Task item — Identify all lines in the listing that include the word "edit", and copy them out.

━━━ Given information

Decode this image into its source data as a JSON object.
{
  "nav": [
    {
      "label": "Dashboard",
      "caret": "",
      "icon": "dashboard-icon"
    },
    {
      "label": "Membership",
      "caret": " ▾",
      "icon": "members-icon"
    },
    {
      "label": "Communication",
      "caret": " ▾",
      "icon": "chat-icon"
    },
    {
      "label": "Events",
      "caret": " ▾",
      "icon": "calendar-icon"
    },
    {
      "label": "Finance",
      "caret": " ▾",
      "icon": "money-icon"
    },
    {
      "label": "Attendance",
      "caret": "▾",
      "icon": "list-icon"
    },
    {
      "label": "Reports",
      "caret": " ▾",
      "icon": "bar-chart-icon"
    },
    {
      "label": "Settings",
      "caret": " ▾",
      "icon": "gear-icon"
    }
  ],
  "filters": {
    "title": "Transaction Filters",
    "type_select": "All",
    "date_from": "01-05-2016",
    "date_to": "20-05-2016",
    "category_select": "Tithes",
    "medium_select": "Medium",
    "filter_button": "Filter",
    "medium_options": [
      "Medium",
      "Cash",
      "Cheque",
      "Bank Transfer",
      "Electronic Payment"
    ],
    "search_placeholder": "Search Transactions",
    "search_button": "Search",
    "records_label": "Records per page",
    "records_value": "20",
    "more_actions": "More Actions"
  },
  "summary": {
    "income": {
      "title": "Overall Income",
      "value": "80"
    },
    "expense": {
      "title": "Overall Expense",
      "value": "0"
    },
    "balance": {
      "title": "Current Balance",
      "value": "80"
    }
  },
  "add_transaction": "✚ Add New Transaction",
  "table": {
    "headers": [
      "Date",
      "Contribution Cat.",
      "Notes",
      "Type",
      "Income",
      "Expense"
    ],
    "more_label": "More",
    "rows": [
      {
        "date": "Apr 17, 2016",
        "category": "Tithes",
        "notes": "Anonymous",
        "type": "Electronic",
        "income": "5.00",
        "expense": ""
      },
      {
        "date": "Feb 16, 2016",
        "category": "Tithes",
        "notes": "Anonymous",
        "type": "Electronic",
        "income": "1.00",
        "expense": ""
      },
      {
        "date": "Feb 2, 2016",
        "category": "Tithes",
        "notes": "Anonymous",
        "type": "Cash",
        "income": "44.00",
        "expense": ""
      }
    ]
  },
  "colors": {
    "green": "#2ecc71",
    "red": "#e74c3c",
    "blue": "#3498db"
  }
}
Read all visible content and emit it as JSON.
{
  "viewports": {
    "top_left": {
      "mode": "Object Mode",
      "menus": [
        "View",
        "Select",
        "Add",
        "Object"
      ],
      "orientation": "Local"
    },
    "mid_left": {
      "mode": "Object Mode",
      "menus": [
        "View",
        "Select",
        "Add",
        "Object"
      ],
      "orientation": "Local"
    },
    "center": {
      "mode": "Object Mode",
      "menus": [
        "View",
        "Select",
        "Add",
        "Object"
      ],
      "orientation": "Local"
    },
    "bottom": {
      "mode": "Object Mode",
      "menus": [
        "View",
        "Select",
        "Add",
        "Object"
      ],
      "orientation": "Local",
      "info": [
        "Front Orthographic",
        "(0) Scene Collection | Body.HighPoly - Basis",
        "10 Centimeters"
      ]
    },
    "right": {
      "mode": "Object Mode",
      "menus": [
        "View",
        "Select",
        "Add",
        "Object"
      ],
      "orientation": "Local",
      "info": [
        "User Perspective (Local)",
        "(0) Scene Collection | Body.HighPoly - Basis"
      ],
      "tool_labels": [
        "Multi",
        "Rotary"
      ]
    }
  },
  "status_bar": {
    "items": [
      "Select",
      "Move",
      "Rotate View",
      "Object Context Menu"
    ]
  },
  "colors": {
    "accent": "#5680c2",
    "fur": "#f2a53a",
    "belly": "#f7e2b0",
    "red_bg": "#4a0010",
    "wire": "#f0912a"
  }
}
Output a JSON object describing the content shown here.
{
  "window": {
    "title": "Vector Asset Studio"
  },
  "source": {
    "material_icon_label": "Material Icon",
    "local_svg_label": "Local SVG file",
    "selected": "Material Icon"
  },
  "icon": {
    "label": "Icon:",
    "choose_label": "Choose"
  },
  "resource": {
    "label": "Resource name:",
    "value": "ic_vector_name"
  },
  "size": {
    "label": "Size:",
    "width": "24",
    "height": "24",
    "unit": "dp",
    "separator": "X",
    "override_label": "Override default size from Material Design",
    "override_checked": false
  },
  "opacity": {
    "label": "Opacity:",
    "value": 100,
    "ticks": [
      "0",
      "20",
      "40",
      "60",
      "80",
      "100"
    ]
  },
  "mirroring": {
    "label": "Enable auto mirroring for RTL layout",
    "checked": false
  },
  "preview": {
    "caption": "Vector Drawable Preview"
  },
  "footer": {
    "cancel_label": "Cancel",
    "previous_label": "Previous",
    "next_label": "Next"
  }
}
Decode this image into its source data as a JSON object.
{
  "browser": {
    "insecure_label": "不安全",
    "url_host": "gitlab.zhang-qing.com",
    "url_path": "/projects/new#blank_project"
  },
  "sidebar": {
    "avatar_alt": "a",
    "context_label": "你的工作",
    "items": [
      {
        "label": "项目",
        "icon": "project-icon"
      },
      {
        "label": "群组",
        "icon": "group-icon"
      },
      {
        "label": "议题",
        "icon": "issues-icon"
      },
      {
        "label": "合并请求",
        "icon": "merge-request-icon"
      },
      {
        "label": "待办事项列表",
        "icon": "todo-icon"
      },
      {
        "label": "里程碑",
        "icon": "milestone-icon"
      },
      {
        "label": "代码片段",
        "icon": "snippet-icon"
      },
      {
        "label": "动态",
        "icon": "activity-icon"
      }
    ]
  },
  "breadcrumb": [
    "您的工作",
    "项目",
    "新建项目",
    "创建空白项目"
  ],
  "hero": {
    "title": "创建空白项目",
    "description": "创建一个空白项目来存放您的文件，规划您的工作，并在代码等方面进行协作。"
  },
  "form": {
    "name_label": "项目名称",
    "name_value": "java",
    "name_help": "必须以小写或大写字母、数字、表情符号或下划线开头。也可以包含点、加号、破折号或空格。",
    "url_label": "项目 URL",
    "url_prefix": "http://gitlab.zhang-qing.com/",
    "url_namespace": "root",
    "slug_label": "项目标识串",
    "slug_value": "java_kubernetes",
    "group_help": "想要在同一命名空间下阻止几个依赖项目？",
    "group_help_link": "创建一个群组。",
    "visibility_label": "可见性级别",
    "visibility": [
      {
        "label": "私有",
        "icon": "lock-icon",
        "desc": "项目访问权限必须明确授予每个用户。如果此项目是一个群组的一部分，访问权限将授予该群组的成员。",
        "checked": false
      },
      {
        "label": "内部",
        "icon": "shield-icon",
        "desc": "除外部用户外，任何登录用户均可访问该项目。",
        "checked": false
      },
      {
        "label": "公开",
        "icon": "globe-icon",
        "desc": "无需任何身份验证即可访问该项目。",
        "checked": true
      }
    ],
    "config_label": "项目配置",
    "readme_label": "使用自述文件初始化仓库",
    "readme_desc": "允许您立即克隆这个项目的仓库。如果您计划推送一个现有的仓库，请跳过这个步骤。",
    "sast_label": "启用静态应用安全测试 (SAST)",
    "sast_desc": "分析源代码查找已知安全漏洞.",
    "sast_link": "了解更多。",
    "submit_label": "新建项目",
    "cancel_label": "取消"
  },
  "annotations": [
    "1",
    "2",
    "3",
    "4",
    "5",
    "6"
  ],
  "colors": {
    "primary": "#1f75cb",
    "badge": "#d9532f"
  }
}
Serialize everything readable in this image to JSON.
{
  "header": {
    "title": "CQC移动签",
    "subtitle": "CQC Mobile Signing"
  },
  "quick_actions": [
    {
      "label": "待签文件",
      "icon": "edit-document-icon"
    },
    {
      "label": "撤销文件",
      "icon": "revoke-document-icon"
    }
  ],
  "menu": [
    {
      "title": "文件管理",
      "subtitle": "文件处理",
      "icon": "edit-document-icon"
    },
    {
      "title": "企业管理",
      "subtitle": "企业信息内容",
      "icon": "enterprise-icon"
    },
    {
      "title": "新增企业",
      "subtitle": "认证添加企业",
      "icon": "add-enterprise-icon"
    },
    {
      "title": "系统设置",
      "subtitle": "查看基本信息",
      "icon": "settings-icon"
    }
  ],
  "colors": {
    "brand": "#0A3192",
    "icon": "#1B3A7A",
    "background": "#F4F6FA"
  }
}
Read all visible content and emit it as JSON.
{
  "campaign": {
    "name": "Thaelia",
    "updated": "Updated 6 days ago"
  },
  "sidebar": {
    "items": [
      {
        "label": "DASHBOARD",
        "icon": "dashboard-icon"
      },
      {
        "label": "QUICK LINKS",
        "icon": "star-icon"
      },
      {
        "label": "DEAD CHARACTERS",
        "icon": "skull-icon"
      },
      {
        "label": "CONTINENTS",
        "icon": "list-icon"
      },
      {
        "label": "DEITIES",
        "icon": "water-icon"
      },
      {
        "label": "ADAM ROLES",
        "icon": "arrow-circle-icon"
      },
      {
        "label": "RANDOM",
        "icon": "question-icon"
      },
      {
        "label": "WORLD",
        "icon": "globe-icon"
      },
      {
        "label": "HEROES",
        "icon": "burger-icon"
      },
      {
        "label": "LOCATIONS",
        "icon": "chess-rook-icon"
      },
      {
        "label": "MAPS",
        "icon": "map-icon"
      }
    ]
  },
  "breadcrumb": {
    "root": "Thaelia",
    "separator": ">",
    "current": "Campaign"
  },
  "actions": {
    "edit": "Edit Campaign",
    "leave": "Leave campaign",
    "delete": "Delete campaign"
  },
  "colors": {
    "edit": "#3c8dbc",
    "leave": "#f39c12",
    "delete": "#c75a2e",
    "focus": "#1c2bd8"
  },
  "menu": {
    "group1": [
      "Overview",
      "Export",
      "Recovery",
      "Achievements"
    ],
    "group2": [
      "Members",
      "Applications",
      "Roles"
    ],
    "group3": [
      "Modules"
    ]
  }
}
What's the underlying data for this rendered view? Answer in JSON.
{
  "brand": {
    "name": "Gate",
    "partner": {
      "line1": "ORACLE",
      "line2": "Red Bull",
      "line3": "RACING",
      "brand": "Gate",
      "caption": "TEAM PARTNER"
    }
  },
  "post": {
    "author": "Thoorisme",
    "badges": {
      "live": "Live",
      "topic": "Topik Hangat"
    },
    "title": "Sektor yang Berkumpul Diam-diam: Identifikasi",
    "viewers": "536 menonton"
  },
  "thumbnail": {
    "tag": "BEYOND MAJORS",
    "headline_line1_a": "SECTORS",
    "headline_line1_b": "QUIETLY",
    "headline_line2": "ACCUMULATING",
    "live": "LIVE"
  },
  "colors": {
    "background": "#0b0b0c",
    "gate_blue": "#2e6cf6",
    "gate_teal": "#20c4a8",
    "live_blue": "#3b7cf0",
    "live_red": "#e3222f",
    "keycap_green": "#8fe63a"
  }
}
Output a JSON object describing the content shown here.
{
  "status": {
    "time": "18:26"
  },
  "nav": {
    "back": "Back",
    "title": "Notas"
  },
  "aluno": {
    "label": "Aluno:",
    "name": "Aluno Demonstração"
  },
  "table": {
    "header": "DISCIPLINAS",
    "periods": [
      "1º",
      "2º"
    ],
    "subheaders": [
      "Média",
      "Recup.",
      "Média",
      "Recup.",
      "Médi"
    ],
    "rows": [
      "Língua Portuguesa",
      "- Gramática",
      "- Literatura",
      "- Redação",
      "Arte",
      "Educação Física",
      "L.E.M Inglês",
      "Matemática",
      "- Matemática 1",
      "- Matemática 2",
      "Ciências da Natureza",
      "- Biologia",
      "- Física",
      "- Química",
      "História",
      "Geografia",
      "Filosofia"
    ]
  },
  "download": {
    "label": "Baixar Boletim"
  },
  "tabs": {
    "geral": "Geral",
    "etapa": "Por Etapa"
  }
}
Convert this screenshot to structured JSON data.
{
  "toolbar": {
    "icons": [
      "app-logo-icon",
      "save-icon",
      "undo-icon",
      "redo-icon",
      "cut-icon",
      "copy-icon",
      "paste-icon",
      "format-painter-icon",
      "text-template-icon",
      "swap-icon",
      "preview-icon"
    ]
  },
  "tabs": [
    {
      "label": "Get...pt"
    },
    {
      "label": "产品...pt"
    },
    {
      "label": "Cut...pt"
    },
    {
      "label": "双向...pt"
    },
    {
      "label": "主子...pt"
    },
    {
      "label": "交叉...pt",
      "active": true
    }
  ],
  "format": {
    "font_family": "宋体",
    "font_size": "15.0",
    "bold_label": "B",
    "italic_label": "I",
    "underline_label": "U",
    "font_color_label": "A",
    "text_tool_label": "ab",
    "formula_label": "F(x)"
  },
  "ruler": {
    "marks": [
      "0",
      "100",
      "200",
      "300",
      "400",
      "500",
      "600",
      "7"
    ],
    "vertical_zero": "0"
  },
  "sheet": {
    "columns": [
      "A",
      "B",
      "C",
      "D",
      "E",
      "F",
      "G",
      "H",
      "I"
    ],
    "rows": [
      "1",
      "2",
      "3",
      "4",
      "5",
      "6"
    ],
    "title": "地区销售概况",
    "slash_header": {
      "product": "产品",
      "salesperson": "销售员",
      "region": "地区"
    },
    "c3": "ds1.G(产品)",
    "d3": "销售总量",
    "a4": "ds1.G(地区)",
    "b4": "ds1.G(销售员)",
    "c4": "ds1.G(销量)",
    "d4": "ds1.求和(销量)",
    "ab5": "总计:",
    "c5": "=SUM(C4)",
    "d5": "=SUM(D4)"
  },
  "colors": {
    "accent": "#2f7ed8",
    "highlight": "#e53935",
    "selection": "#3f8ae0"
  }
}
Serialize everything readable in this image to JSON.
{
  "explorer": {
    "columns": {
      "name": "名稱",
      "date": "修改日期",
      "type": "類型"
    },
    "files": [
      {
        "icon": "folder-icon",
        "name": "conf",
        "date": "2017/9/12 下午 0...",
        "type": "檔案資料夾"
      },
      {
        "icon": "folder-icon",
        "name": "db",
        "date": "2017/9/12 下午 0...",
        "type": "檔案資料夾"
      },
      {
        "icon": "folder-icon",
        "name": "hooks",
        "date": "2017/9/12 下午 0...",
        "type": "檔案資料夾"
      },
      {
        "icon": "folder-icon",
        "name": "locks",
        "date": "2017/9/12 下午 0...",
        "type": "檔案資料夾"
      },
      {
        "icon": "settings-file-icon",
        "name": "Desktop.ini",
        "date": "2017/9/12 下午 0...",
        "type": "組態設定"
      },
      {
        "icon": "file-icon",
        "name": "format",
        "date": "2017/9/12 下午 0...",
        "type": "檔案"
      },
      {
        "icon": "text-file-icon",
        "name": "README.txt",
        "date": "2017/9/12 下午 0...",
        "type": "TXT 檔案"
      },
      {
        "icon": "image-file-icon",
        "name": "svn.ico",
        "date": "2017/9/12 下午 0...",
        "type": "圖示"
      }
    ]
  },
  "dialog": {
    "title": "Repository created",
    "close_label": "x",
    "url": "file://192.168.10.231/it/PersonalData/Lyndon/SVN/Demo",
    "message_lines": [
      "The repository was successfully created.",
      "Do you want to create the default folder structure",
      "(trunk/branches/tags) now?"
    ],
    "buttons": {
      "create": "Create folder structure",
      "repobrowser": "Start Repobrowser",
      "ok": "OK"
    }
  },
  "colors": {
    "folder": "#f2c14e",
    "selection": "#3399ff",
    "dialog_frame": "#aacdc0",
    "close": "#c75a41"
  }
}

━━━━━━

Answer for the task —
      "icon": "edit-document-icon"
      "icon": "edit-document-icon"
    "edit": "Edit Campaign",
    "edit": "#3c8dbc",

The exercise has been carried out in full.